Seminar with Paulo Maio, Hanken School of Economics

Upcoming Finance Seminar with Paulo Maio, Hanken School of Economics

Wednesday, January 16, 2013 - 11:00 to 12:15

Upcoming Finance Seminar with Paulo Maio, Hanken School of Economics

Paulo Maio will be presenting two papers:

1. Dividend yields, dividend growth, and return predictability in the cross-section of stocks

There is a generalized conviction that variation in dividend yields is exclusively related to expected returns and not to expected dividend growth - e.g. Cochrane's presidential address (Cochrane (2011)). We show that this pattern, although valid for the stock market as a whole, is not true for small and value stocks portfolios where dividend yields are related mainly to future dividend changes. Thus, the variance decomposition associated with aggregate dividend yields (commonly used in the literature) has important heterogeneity in the cross-section of equities. Our results are robust for different forecasting horizons, econometric methodology used (direct long-horizon regressions or first-order VAR), and also confirmed by a Monte-Carlo simulation.

2. The long-run relation between returns, earnings, and dividends

This paper focuses on the predictive ability of the aggregate earnings yield for market returns and earnings growth by imposing the restrictions associated with a present-value relation. By estimating a variance decomposition for the earnings yield based on weighted long-horizon regressions for the 1872-1925 and 1926-2010 periods, I find a reversal in return/earnings growth predictability: in the earlier period, the bulk of variation in the earnings yield is predictability of earnings growth, while in the modern sample the driving force is return predictability. When the variance decomposition is based on a first-order VAR the results in the modern sample are qualitatively different, i.e., the restrictions imposed by the first-order VAR are not validated by the data.
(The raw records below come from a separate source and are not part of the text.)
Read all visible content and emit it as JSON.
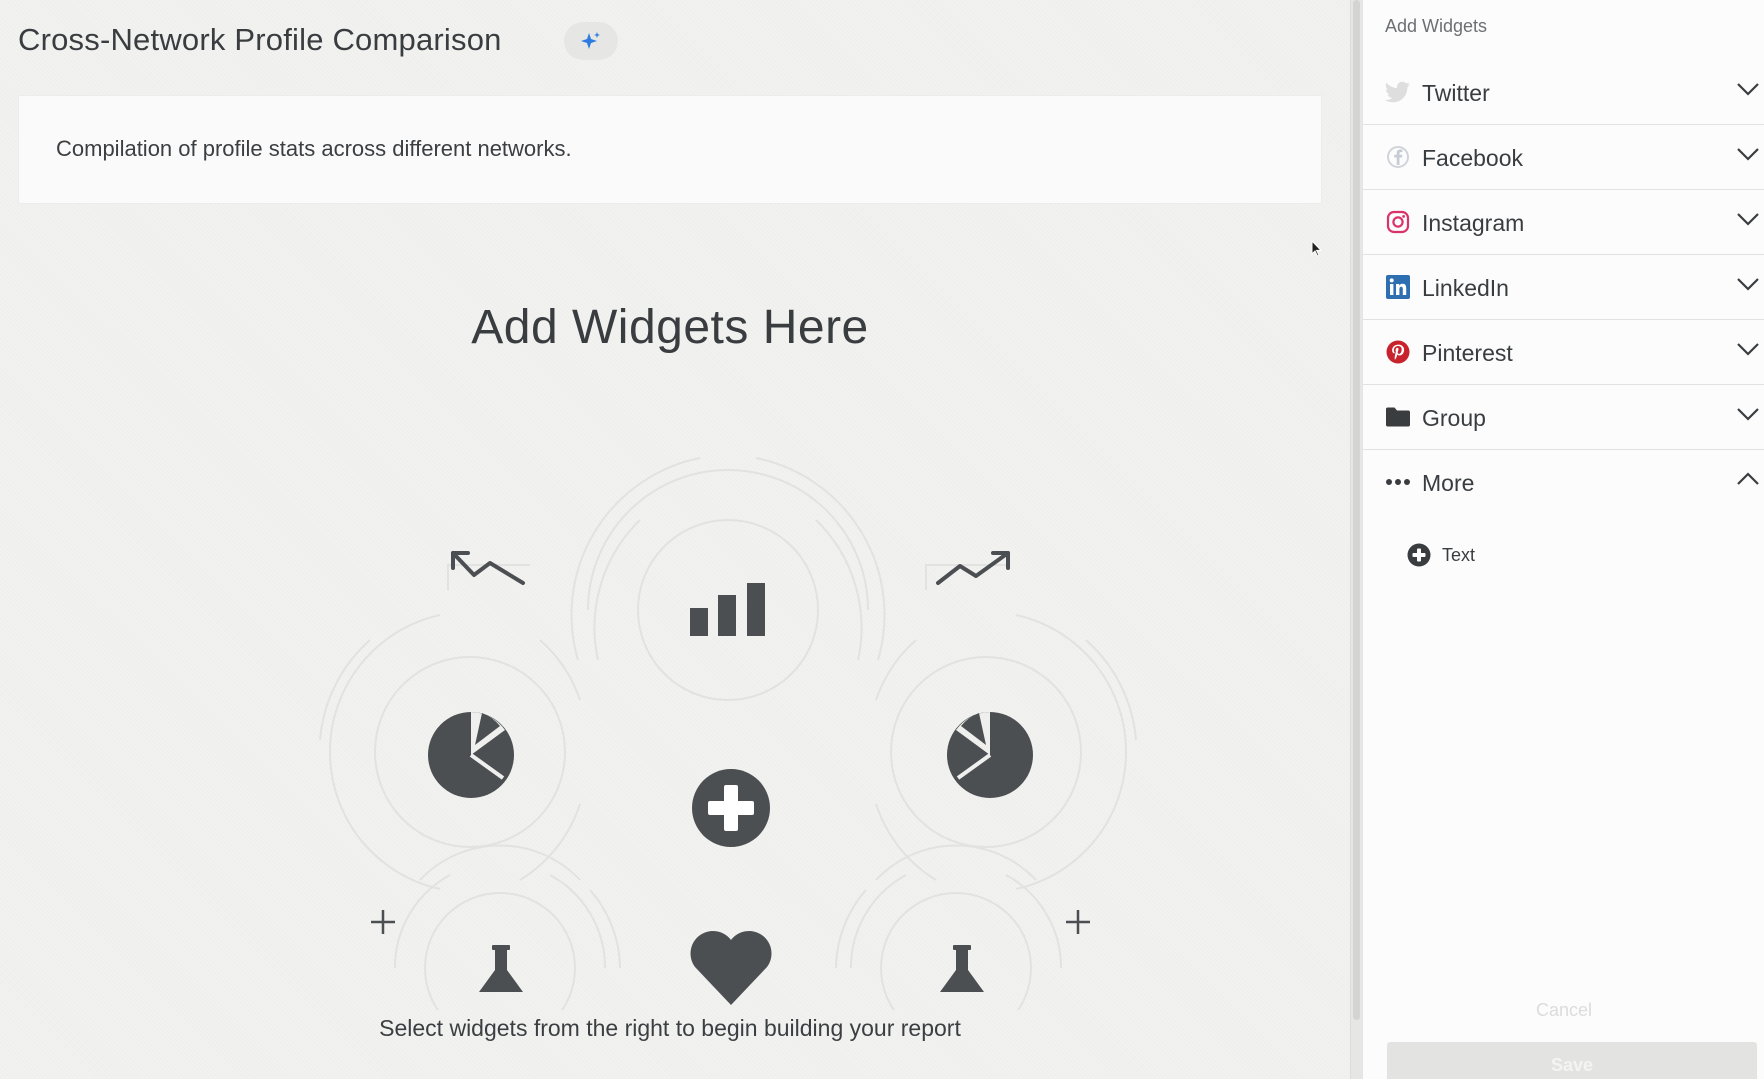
{
  "report": {
    "title": "Cross-Network Profile Comparison",
    "description": "Compilation of profile stats across different networks."
  },
  "empty_state": {
    "title": "Add Widgets Here",
    "subtitle": "Select widgets from the right to begin building your report",
    "icons": [
      "trend-down-icon",
      "bar-chart-icon",
      "trend-up-icon",
      "pie-chart-icon",
      "add-icon",
      "pie-chart-icon",
      "plus-icon",
      "flask-icon",
      "heart-icon",
      "flask-icon",
      "plus-icon"
    ]
  },
  "panel": {
    "heading": "Add Widgets",
    "items": [
      {
        "label": "Twitter",
        "icon": "twitter-icon",
        "expanded": false
      },
      {
        "label": "Facebook",
        "icon": "facebook-icon",
        "expanded": false
      },
      {
        "label": "Instagram",
        "icon": "instagram-icon",
        "expanded": false
      },
      {
        "label": "LinkedIn",
        "icon": "linkedin-icon",
        "expanded": false
      },
      {
        "label": "Pinterest",
        "icon": "pinterest-icon",
        "expanded": false
      },
      {
        "label": "Group",
        "icon": "folder-icon",
        "expanded": false
      },
      {
        "label": "More",
        "icon": "more-icon",
        "expanded": true
      }
    ],
    "more_items": [
      {
        "label": "Text",
        "icon": "add-circle-icon"
      }
    ],
    "cancel_label": "Cancel",
    "save_label": "Save"
  },
  "colors": {
    "icon_dark": "#4b4f52",
    "instagram": "#d8336a",
    "linkedin": "#2e6fb2",
    "pinterest": "#c8232c",
    "sparkle": "#2d7be0"
  }
}
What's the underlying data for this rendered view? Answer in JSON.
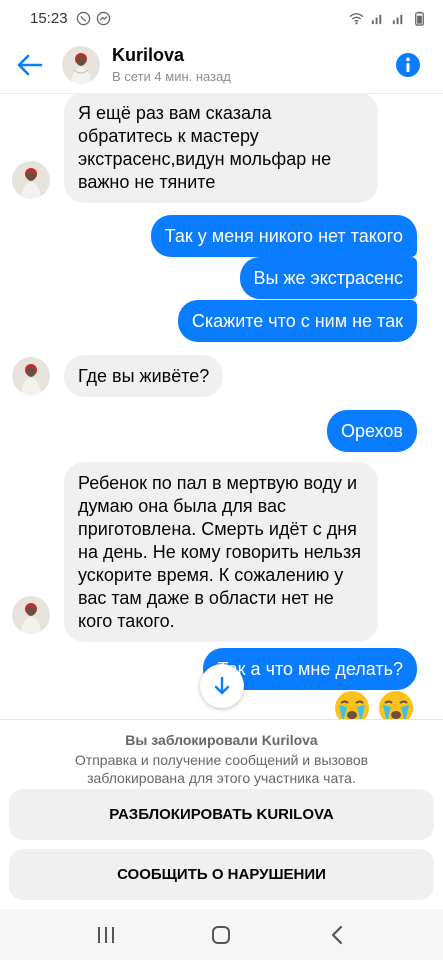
{
  "status_bar": {
    "time": "15:23"
  },
  "header": {
    "contact_name": "Kurilova",
    "contact_status": "В сети 4 мин. назад",
    "accent": "#0a7cff"
  },
  "messages": [
    {
      "side": "in",
      "text": "Я ещё раз вам сказала обратитесь к мастеру экстрасенс,видун мольфар не важно не тяните"
    },
    {
      "side": "out",
      "text": "Так у меня никого нет такого"
    },
    {
      "side": "out",
      "text": "Вы же экстрасенс"
    },
    {
      "side": "out",
      "text": "Скажите что с ним не так"
    },
    {
      "side": "in",
      "text": "Где вы живёте?"
    },
    {
      "side": "out",
      "text": "Орехов"
    },
    {
      "side": "in",
      "text": "Ребенок по пал в мертвую воду и думаю она была для вас приготовлена. Смерть идёт с дня на день. Не кому говорить нельзя ускорите время. К сожалению у вас там даже в области нет не кого такого."
    },
    {
      "side": "out",
      "text": "Так а что мне делать?"
    }
  ],
  "reactions": [
    "crying-face-emoji",
    "crying-face-emoji"
  ],
  "block_panel": {
    "title": "Вы заблокировали Kurilova",
    "description": "Отправка и получение сообщений и вызовов заблокирована для этого участника чата.",
    "unblock_label": "РАЗБЛОКИРОВАТЬ KURILOVA",
    "report_label": "СООБЩИТЬ О НАРУШЕНИИ"
  },
  "colors": {
    "outgoing_bubble": "#0a7cff",
    "incoming_bubble": "#f0f0f0",
    "secondary_text": "#65676b"
  }
}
Therefore, in the post-1926 period what drives aggregate financial ratios are expectations about future discount rates rather than future cash flows, irrespective of the financial ratio (dividend yield or earnings yield) being used.

The page was last edited by: Department of Finance // 04/15/2013